I can. I love all people. the women I love are straight, LGBTQ, liberal, republican, democrat, non-partisan, abstinent, sexually active, not pregnant, pregnant and considering any choice, post abortive, clean and sober, addicts, rich, poor, sex offenders, abuse survivors, murderers, women accused of crimes they never did, I could go on and on. Do I approve of all their actions? no. But they most loving thing I can do is lead them to a better life, show my understanding for bad decisions, and show support for things that will better their lives.

MLK Jr. loved the oppressed and the oppressors. There is no denying that it has been do before, and we all can do it too.

Michelle Ewing said...

50% of births are paid for by the government in the US. If a mother chooses adoption, she has no cost to her at all and access to some of the best doctors. Even parenting can be inexpensive if you co-sleep, breast feed, baby wear instead of a stroller. Hell, some mothers sell pumped breast milk and make up to $2,100 a month. you can't get that at a full time job at $12 an hour! with abortion ranging from 350-850 for a 1st trimester abortion, it is more expensive than half of births. for the cost of one abortion that you have up to 3 months to get you could put in savings as little as 1,050 if you continue putting that amount way for your pregnancy. with baby showers, that would last 2 months on the most expensive diapers and formula!

someone45 said...

If a woman has an unwanted pregnancy and she knows that carrying to term would destroy her life and you force her to do that for the fetus you are only loving and caring about the fetus. You would not be caring at all about what the pregnancy would do to her.
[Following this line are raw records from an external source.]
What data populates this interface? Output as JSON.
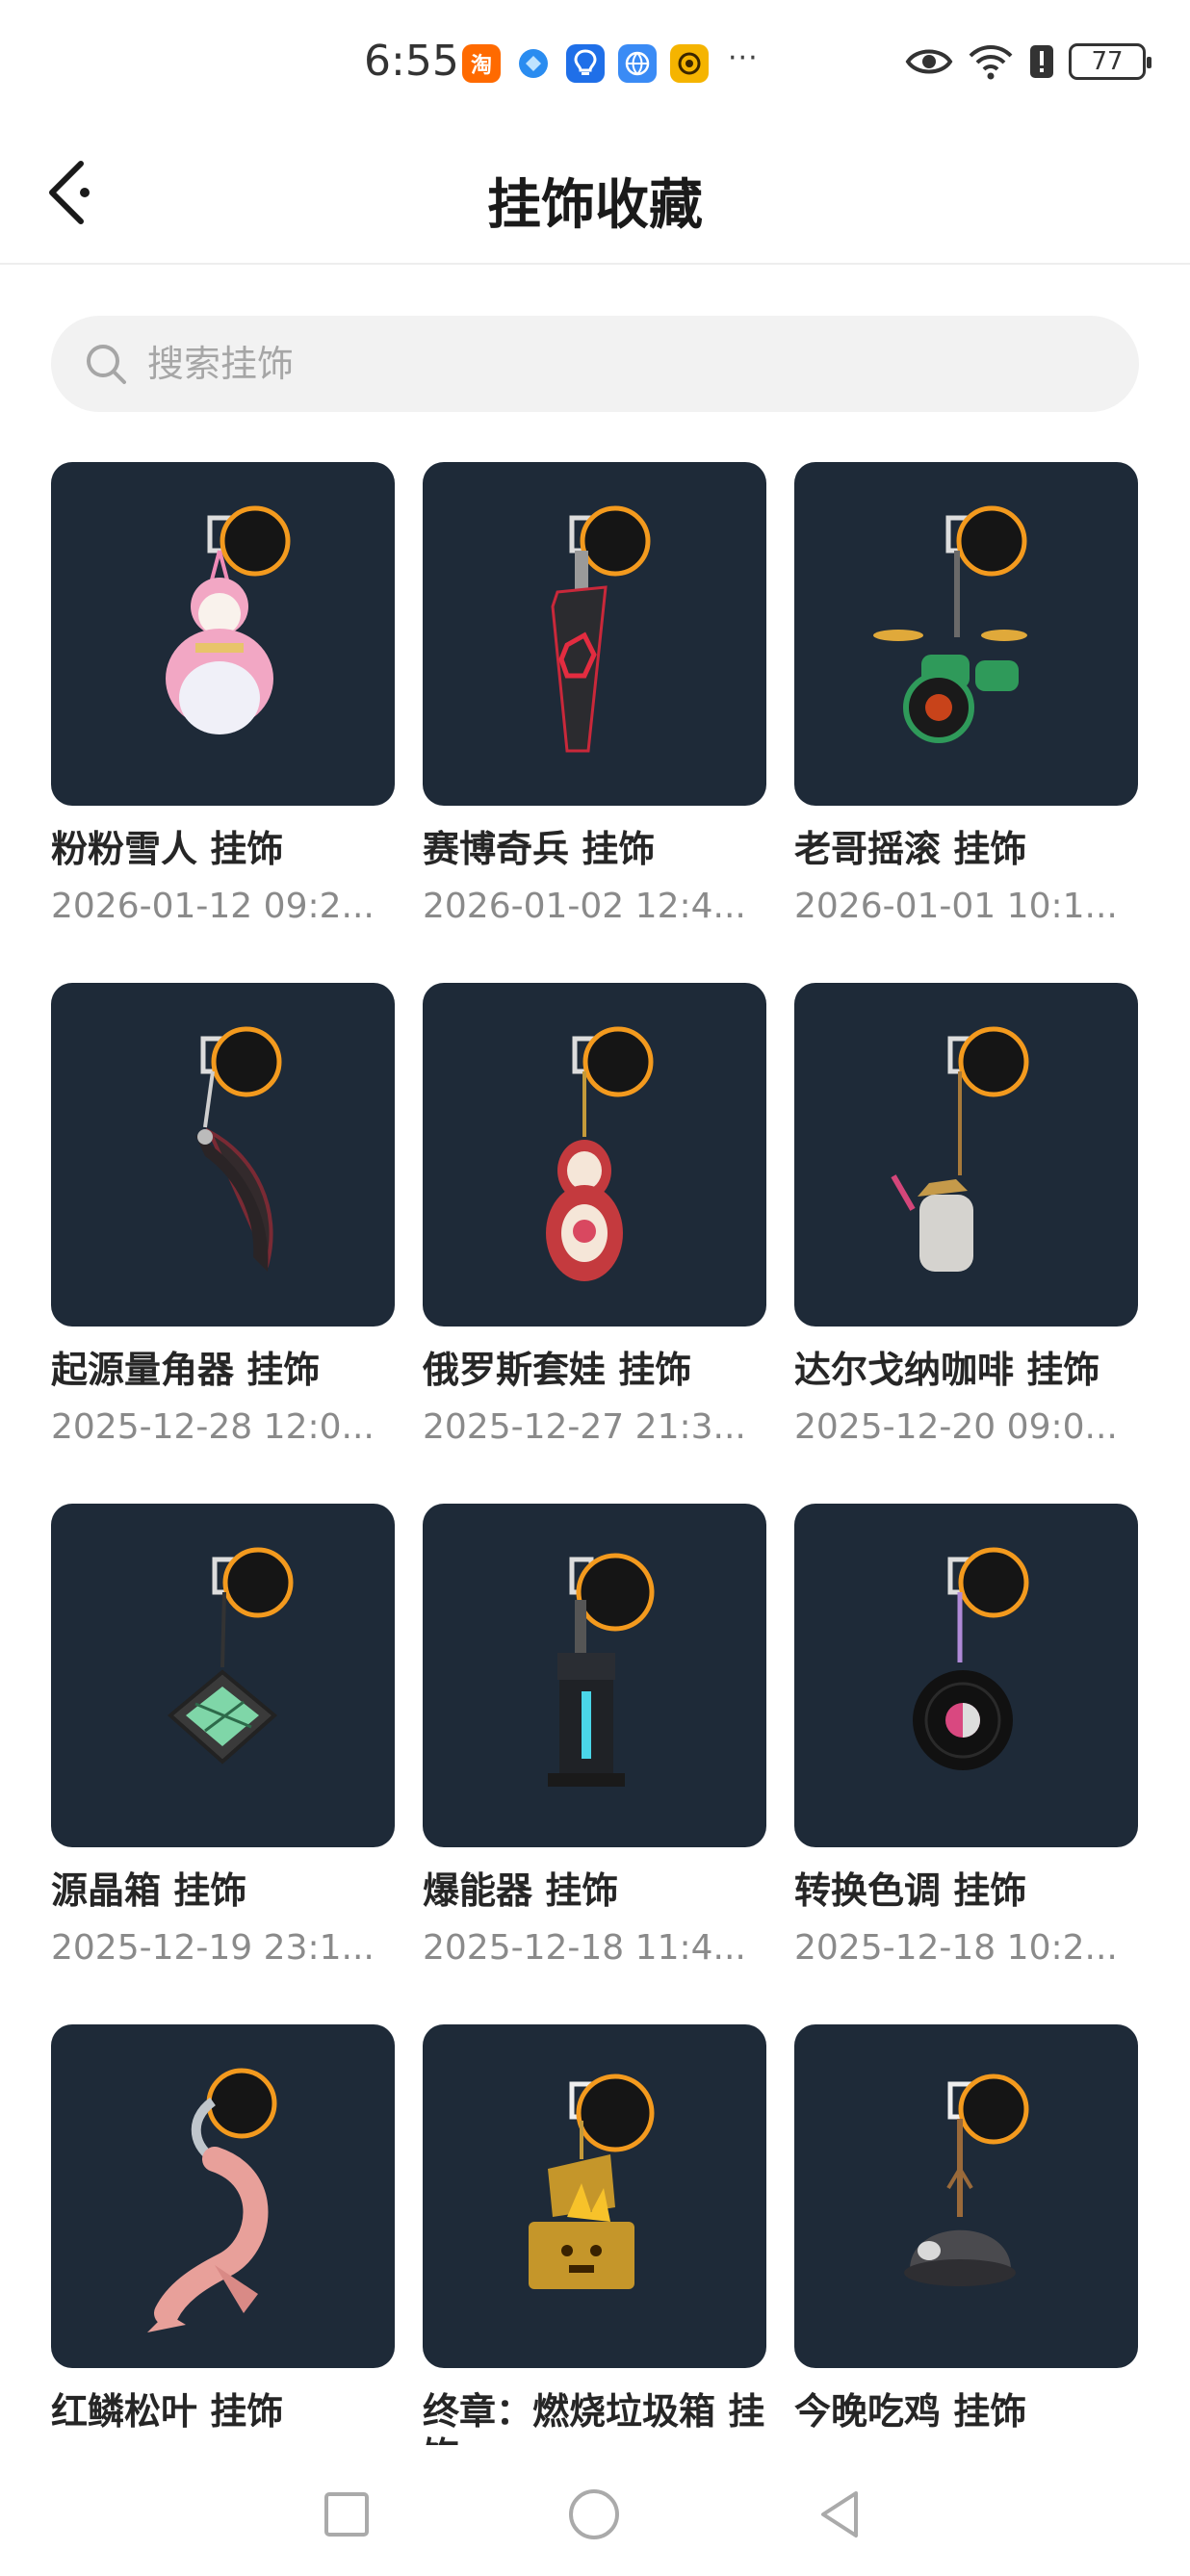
{
  "status_bar": {
    "time": "6:55",
    "battery": "77",
    "apps": [
      {
        "icon": "taobao-icon",
        "glyph": "淘",
        "color": "#ff6a00"
      },
      {
        "icon": "app-blue-icon",
        "glyph": "",
        "color": "#2a8cf0"
      },
      {
        "icon": "lightbulb-app-icon",
        "glyph": "",
        "color": "#1f6fe8"
      },
      {
        "icon": "browser-app-icon",
        "glyph": "",
        "color": "#3a8bf5"
      },
      {
        "icon": "camera-app-icon",
        "glyph": "",
        "color": "#f5b400"
      }
    ],
    "more": "···"
  },
  "header": {
    "title": "挂饰收藏"
  },
  "search": {
    "placeholder": "搜索挂饰"
  },
  "items": [
    {
      "title": "粉粉雪人 挂饰",
      "date": "2026-01-12 09:2...",
      "icon": "snowman-charm-icon"
    },
    {
      "title": "赛博奇兵 挂饰",
      "date": "2026-01-02 12:4...",
      "icon": "cyber-tag-charm-icon"
    },
    {
      "title": "老哥摇滚 挂饰",
      "date": "2026-01-01 10:1...",
      "icon": "drum-kit-charm-icon"
    },
    {
      "title": "起源量角器 挂饰",
      "date": "2025-12-28 12:0...",
      "icon": "protractor-charm-icon"
    },
    {
      "title": "俄罗斯套娃 挂饰",
      "date": "2025-12-27 21:3...",
      "icon": "matryoshka-charm-icon"
    },
    {
      "title": "达尔戈纳咖啡 挂饰",
      "date": "2025-12-20 09:0...",
      "icon": "coffee-cup-charm-icon"
    },
    {
      "title": "源晶箱 挂饰",
      "date": "2025-12-19 23:1...",
      "icon": "crystal-box-charm-icon"
    },
    {
      "title": "爆能器 挂饰",
      "date": "2025-12-18 11:4...",
      "icon": "blaster-charm-icon"
    },
    {
      "title": "转换色调 挂饰",
      "date": "2025-12-18 10:2...",
      "icon": "vinyl-record-charm-icon"
    },
    {
      "title": "红鳞松叶 挂饰",
      "date": "",
      "icon": "koi-fish-charm-icon"
    },
    {
      "title": "终章：燃烧垃圾箱 挂饰",
      "date": "",
      "icon": "burning-trash-bin-charm-icon"
    },
    {
      "title": "今晚吃鸡 挂饰",
      "date": "",
      "icon": "helmet-charm-icon"
    }
  ],
  "colors": {
    "thumb_bg": "#1e2a38",
    "accent_ring": "#f39a1e"
  }
}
Coyote said...

"It’s shocking how many defenders of the Supreme Court’s abortion decisions do not know this."

You might be right when it comes to this.

Heck, I remember talking to this one pro-choicer at my college campus a couple years ago who told me that the law here in the U.S. allows for legal elective abortion only up to *eight* weeks (in other words, "before the embryo becomes a fetus"). Believe it or not, but this is a true story.

Coyote said...

But this doesn't mean that one doesn't care about this woman at all. For instance, one might still be politically anti-abortion and support giving government aid to this woman if she genuinely needs it.

Simon Jm said...

The difficulty I've found that the extremes on both sides just aren't consistent on beliefs they already hold and agree with. & rather than look at those inconsistencies they just point fingers at the other side.

Oh and that both sides of the ontological debate also get it wrong IMO which destroys any attempt to find middle ground.

Fusengammu said...

Except that day care, tuition, piano lessons etc. will cost about a million dollars. That's a lot of breast milk to sell... Get pumping!

Michelle Ewing said...

I doubt parents pay 4,600 a month for one child. with free education, I don't see were tuition comes in to play, and were i'm from we have scholarships and vouchers that make extra curricular activities cheep or free. if you are working in my state, child care is $60 if you live in poverty. If you wish to hire a babysitter through the state, they pay the sitter $2.30 an hour, so you'd only have to pay $100 out of pocket to give them a fare wage. food stamps and food banks are more than enough to feed a family of three. and then there is WIC to help with children under 5, and Head Start offering 2 years of preschool for free. Also in my state, aid is uped with the number in the household, so having previous children is no reason for financial justification of abortion.